Virtual Machine completely changes how people test software (Well, definitely me.). Create a virtual machine, enable undo disk, install your changes, test it. Does not work? Throw away the undo disk, and you have a brand new machine to work with.

For people working on drivers or critical system services, more often than not their test machines are always attached to a kernel debugger. You can also attach the kernel debugger to a virtual machine in a few single steps:

1. Map the COM port of the virtual machine to a named pipe. See the following picture for an example.

 

2. Enable debugging on the target machine

c:\>more boot.ini

[boot loader]
timeout=30
default=multi(0)disk(0)rdisk(0)partition(1)\WINDOWS
[operating systems]
multi(0)disk(0)rdisk(0)partition(1)\WINDOWS="Microsoft Windows XP Professional" /noexecute=optin /fastdetect /debug /debugport=com1

3. If the virtual machine is hosted on a different machine from where the kernel debugger is launched, make sure the kernel debugger can access the named pipe in the host machine. For the most part this means enable file sharing in the firewall.

4. connect kernel debugger to the target machine

C:\>kd -k com:port=\\MyVirtualServer\pipe\vpcxpcom1,pipe,resets=0,reconnect

Microsoft (R) Windows Debugger Version 6.6.0007.5
Copyright (c) Microsoft Corporation.
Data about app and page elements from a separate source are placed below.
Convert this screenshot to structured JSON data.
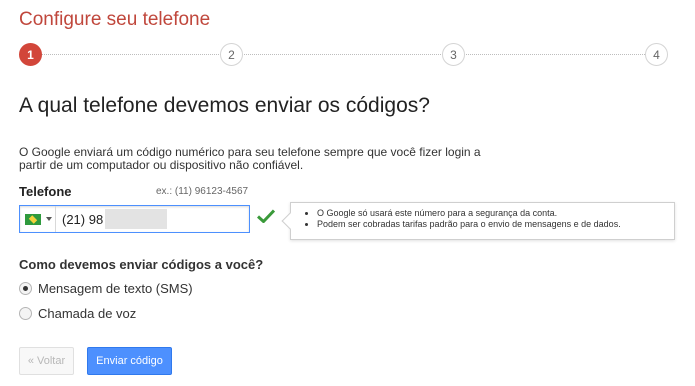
{
  "header": {
    "title": "Configure seu telefone"
  },
  "stepper": {
    "steps": [
      "1",
      "2",
      "3",
      "4"
    ],
    "current": 1
  },
  "main": {
    "question": "A qual telefone devemos enviar os códigos?",
    "info": "O Google enviará um código numérico para seu telefone sempre que você fizer login a partir de um computador ou dispositivo não confiável."
  },
  "phone": {
    "label": "Telefone",
    "example": "ex.: (11) 96123-4567",
    "country_icon": "brazil-flag-icon",
    "value": "(21) 98",
    "valid_icon": "checkmark-icon",
    "valid_color": "#3a9a3a"
  },
  "tip": {
    "items": [
      "O Google só usará este número para a segurança da conta.",
      "Podem ser cobradas tarifas padrão para o envio de mensagens e de dados."
    ]
  },
  "delivery": {
    "question": "Como devemos enviar códigos a você?",
    "options": [
      {
        "label": "Mensagem de texto (SMS)",
        "selected": true
      },
      {
        "label": "Chamada de voz",
        "selected": false
      }
    ]
  },
  "buttons": {
    "back": "« Voltar",
    "send": "Enviar código"
  },
  "colors": {
    "title": "#c0473c",
    "active_step": "#d2463a",
    "primary_button": "#4d90fe"
  }
}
All rights reserved.

Opened \\MyVirtualServer\pipe\vpcxpcom1
Waiting to reconnect...

Connected to Windows XP 2600 x86 compatible target, ptr64 FALSE
Kernel Debugger connection established.